The Hermeneutics Argument
Dr. Morales employs hermeneutical analysis to show that the Rg Veda sentence ‘ekam sad vipra bahudha vadanti’ is an ontological statement and not an epistemological or soteriological statement. While we agree with Dr. Morales that the Rg Veda sentence in question is an ontological assertion, we are bound to point out that the argument he employs only demonstrates this much and nothing more. It does not prove that Hinduism never had a universal vision. Let us examine the argument:
The point of this verse is the ontological unity and integrity of the Absolute, that God is one…despite the fact that this Absolute may have multiple names.
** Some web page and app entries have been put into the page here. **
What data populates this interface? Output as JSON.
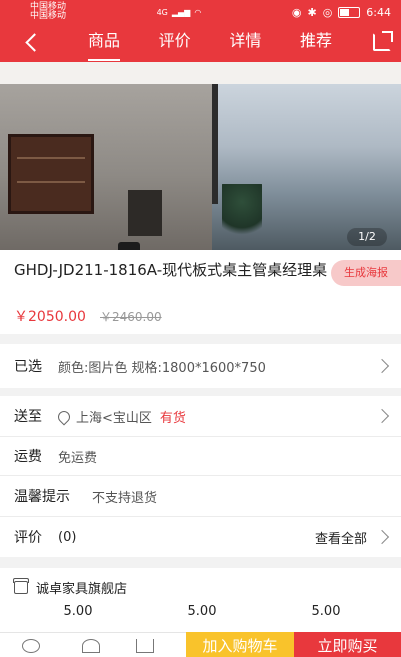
{
  "status_bar": {
    "carrier_1": "中国移动",
    "carrier_2": "中国移动",
    "network": "4G",
    "battery": "",
    "time": "6:44"
  },
  "header": {
    "tabs": [
      {
        "label": "商品",
        "active": true
      },
      {
        "label": "评价",
        "active": false
      },
      {
        "label": "详情",
        "active": false
      },
      {
        "label": "推荐",
        "active": false
      }
    ]
  },
  "gallery": {
    "pager": "1/2"
  },
  "product": {
    "title": "GHDJ-JD211-1816A-现代板式桌主管桌经理桌",
    "poster_button": "生成海报",
    "price": "￥2050.00",
    "original_price": "￥2460.00"
  },
  "selected": {
    "label": "已选",
    "value": "颜色:图片色 规格:1800*1600*750"
  },
  "shipping_to": {
    "label": "送至",
    "location": "上海<宝山区",
    "stock": "有货"
  },
  "freight": {
    "label": "运费",
    "value": "免运费"
  },
  "notice": {
    "label": "温馨提示",
    "value": "不支持退货"
  },
  "reviews": {
    "label": "评价",
    "count": "(0)",
    "view_all": "查看全部"
  },
  "store": {
    "name": "诚卓家具旗舰店",
    "scores": [
      "5.00",
      "5.00",
      "5.00"
    ]
  },
  "bottom_bar": {
    "add_to_cart": "加入购物车",
    "buy_now": "立即购买"
  },
  "colors": {
    "brand_red": "#e8383d",
    "cart_yellow": "#f9c32b"
  }
}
The statement ekam sad vipra bahudha vadanti is an ontological statement with God as subject, not an epistemological statement with wise-ones as subjects, or a soteriological statement with the means of liberation as the subject. Indeed, multiple paths of liberation are not even mentioned in the original Sanskrit of this verse at all, leaving even less reason for anyone to misinterpret this as a verse somehow supporting Radical Universalism from a soteriological perspective. In summation, this verse is not talking about multiple paths for achieving liberation (since it does not even mention "paths"). It is not talking about various means of knowing God. Rather, it is a straightforward ontological statement commenting upon the unitive nature of the Absolute, that God is one. Thus, "God is one, despite sages calling it by various names".
In the above analysis, Dr. Morales has merely shown that if there are Hindus that take this Rg Veda sentence as an epistemological or a soteriological statement, then such Hindus are mistaken. He has certainly not demonstrated that the Rg Veda statement fails to apply to the Reality spoken of in other religions. In order to show that the proposition ‘universalism never existed in Hinduism’ is true, it would be necessary to demonstrate that traditional Hinduism never considered the Reality spoken of by other religions as being the One Reality that it speaks about. Now, a Hindu that considers Reality to be unitive would scarce believe that there are different realities or different mountains. Therefore, the only options that remain are: (1) he believes that the reality spoken of by other religions are the same Reality as the Vedic Brahman, or (2) he believes that the reality spoken of by other religions are vacuous concepts. Now the first option would result in universalism. Therefore, in order to prove that universalism never existed in Hinduism, it would be necessary to show that Hinduism considers the reality spoken about by other religions as vacuous concepts. But Dr. Morales does not even attempt to formulate, let alone verify, such a proposition. Therefore, his blithe conclusion that Universalism never existed in Hinduism is based on insufficient logical grounds.